That’s when you discover the peace that’s always been there just below the surface.
It’s the view that will always come to mind even when the beauty of the untouched snow becomes, once again, the cold-trodden soiled slush of a busy morning schedule.
-Jeanie Johnston, Bristol Wharf-Bristol, PA
©Susan L Davis and For the Love of Images
I know nothing about racing’s history. I don’t even know the make, model, or year of this car.
I just happened to have a camera on me the day I ran into this photo op on Darlington St, in Florence S.C., and I liked that the street name ran parallel to the lettering on the car.
I don’t know if the owner of the small museum just next to the lot the car was parked in intentionally did that or not either.
All I know is that when I look at this car now as opposed to the cars of today, I can see that I think this car was made for speed.
Not like the sports cars of today that can actually get to much higher speeds much faster, but burst into a million pieces of shrapnel when hit.
Think about it though.
If you were going to go fast, what kind of car would you rather be in-This monstrosity with literally tons of tempered steel that could knock down the aluminum post it is parked behind without denting its bumper…or
the lightweight engineered tricked out ponies they have on the road today.
I guess if you are going to watch a race with the potential of accidents, you would prefer the latter. Flying fiberglass and car innards make for more drama.
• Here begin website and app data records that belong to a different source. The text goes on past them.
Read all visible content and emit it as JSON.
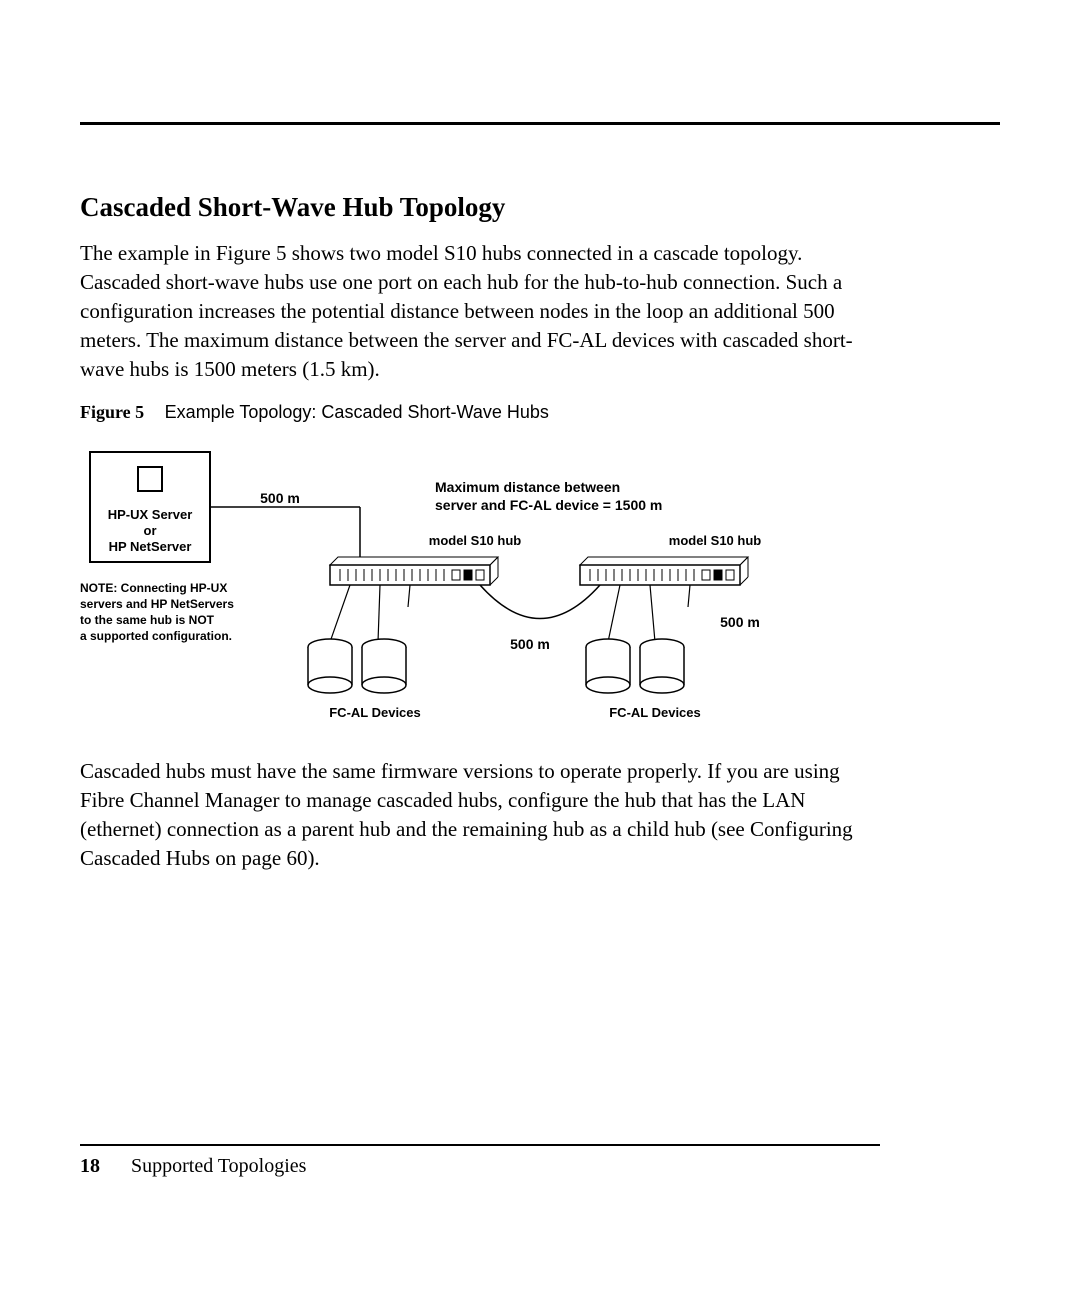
{
  "section": {
    "title": "Cascaded Short-Wave Hub Topology",
    "paragraph1": "The example in Figure 5 shows two model S10 hubs connected in a cascade topology. Cascaded short-wave hubs use one port on each hub for the hub-to-hub connection. Such a configuration increases the potential distance between nodes in the loop an additional 500 meters. The maximum distance between the server and FC-AL devices with cascaded short-wave hubs is 1500 meters (1.5 km).",
    "paragraph2": "Cascaded hubs must have the same firmware versions to operate properly. If you are using Fibre Channel Manager to manage cascaded hubs, configure the hub that has the LAN (ethernet) connection as a parent hub and the remaining hub as a child hub (see Configuring Cascaded Hubs on page 60)."
  },
  "figure": {
    "label": "Figure 5",
    "caption": "Example Topology: Cascaded Short-Wave Hubs",
    "server_line1": "HP-UX Server",
    "server_line2": "or",
    "server_line3": "HP NetServer",
    "note_line1": "NOTE: Connecting HP-UX",
    "note_line2": "servers and HP NetServers",
    "note_line3": "to the same hub is NOT",
    "note_line4": "a supported configuration.",
    "dist500_a": "500 m",
    "dist500_b": "500 m",
    "dist500_c": "500 m",
    "max_line1": "Maximum distance between",
    "max_line2": "server and FC-AL device = 1500 m",
    "hub1_label": "model S10 hub",
    "hub2_label": "model S10 hub",
    "dev1_label": "FC-AL Devices",
    "dev2_label": "FC-AL Devices"
  },
  "footer": {
    "page_number": "18",
    "section_name": "Supported Topologies"
  }
}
But these cars of yonder years were built to bump, maybe that’s why when it was big, I preferred to watch the junkyard derbies instead of the Indy races.
I wanted to see just how much of a beating these beasts could take before rivets loosened and they actually lost a part.
Not only that…
Recently, I noticed a car that had been keyed and I kid you not, I think the key may have actually scraped through the thin veneer of the car.
Let’s face it. Today’s cars are like driving soda cans. That’s a scary thought for a person like me who likes security.